Hitachi 37LD6600 £1500
31st May 2006 | 23:00
As prices drop, choice continues to widen
The price you'll pay for one of these 37in screens would only have bought you a 32in model a couple of months ago, such is the speed of change with flatscreens.
Black is the new silver as far as I'm concerned, and Hitachi wears it well - especially when it's set off so swishly by the silver outer trim. The stand's a bit clunky, though, and the huge HD Ready logo in the bottom left corner is decidedly OTT.
Connectivity can be considered fair, with the highlight being an HDMI input and component video for digital and analogue HD connection respectively. There's also a PC input and a subwoofer (which shaves some bottom off the standard stereo signal); there's also two Scart sockets, and both are RGB enabled.
The 37LD6600's panel specifi cations look reasonably promising, with a native resolution of 1366 x 768, a claimed panel brightness of 500cd/m2, and a claimed contrast ratio of 800:1.

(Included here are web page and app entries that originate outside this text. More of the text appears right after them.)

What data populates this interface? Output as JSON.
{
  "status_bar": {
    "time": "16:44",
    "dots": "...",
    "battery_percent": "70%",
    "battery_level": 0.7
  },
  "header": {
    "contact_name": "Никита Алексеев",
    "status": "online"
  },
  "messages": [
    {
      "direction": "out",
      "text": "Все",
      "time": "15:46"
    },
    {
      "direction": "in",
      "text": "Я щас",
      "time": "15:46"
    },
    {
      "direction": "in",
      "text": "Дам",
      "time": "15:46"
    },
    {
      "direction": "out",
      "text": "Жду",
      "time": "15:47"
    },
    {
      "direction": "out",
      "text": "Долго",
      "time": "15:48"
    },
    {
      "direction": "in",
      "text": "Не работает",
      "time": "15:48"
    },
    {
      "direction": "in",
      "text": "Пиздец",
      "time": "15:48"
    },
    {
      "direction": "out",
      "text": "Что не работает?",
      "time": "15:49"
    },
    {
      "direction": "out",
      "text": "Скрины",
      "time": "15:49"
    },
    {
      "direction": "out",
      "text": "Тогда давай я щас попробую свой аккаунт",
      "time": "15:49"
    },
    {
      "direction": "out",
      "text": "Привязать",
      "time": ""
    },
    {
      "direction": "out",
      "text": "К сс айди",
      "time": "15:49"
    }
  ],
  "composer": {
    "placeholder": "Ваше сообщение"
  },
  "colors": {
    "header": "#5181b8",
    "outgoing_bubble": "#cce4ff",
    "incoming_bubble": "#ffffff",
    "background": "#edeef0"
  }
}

Predictably - albeit not surprising given the set's lowly price tag - to find no digital TV tuner built in. Also conspicuous by its absence is Hitachi's Picture Master image processing system.
The 37LD6600 uses an In-Plane Switching panel, which typically results in enhanced viewing angles (horizontally and vertically) and minimal gray-scale inversion.
The onscreen menus are pretty well-stocked, with highlights including multi-level noise reduction, picture in picture options, an optional 3D comb filter, a Film Mode, and a bass booster.
In action the 37LD6600 performs credibly without setting new standards. Its strongest single point is the richness of its colour performance, which combine deep, satisfying saturations with a likeably natural tone. This means, that skin tones hold up better than on most budget rivals, while full-on hues avoid that all to familiar slightly cartoonish look.
Black levels are reasonable, getting deep enough to give dark film scenes a sense of depth. As with all LCDs, subjective black level depends on the level of ambient light in the room. The lower the light, the worse the black level looks.
Picture Master processing is certainly missed in one key department, though: sharpness. The image is noticeably less detailed than that of the 32LD7200, especially when watching standarddefi nition video. The image also seems less stable, perhaps due to there being more noise and horizontal motion stutter around.
Sonically the 37LD6600 is accomplished - especially when it comes to the amount of bass on hand to fl esh out explosive scenes like the battle scenes in Saving Private Ryan. My only concern is that vocals can sound rather thick.
All in all, while not perfect, the Hitachi 37LD6600 delivers rather more quality than I would have expected for its meagre price ticket. John Archer